__Exercise details__. A single number is the answer: how many lines of the data hold "nurse"?

+ + +

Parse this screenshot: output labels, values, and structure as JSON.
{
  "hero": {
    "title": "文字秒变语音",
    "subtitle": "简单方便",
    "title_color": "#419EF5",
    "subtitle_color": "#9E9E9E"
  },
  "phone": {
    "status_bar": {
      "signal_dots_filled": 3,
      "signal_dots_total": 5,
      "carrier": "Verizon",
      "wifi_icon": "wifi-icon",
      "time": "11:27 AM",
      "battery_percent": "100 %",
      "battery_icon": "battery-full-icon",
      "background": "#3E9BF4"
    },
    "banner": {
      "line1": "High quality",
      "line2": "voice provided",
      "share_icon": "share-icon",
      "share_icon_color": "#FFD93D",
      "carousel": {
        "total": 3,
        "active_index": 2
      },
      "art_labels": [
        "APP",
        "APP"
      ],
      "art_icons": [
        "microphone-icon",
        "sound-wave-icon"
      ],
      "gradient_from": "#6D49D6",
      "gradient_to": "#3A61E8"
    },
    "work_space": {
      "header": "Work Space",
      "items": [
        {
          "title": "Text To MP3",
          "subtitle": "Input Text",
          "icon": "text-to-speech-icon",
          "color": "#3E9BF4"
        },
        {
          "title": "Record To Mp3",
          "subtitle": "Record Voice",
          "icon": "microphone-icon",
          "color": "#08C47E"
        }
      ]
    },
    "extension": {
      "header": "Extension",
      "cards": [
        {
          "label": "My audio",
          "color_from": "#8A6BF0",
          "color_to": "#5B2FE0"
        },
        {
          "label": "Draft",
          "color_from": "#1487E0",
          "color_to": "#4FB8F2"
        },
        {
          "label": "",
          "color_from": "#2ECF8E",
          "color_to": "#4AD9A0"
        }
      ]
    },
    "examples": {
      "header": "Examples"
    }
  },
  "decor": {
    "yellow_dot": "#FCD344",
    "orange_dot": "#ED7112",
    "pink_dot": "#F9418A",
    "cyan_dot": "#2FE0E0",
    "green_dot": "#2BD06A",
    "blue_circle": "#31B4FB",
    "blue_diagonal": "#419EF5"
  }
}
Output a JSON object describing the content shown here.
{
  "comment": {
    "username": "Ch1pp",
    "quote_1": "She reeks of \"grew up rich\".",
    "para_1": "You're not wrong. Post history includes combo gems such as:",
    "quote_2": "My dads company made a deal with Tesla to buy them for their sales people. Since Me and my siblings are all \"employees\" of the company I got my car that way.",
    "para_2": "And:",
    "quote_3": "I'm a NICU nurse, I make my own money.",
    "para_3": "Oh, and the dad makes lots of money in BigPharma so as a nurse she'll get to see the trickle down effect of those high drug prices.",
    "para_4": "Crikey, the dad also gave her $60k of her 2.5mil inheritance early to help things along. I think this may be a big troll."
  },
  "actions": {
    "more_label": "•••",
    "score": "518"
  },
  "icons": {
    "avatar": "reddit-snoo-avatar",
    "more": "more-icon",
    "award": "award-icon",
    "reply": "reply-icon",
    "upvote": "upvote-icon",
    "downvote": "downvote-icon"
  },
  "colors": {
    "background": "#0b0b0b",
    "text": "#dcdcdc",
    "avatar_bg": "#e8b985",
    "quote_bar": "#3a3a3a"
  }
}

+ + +

__Exercise response__. 2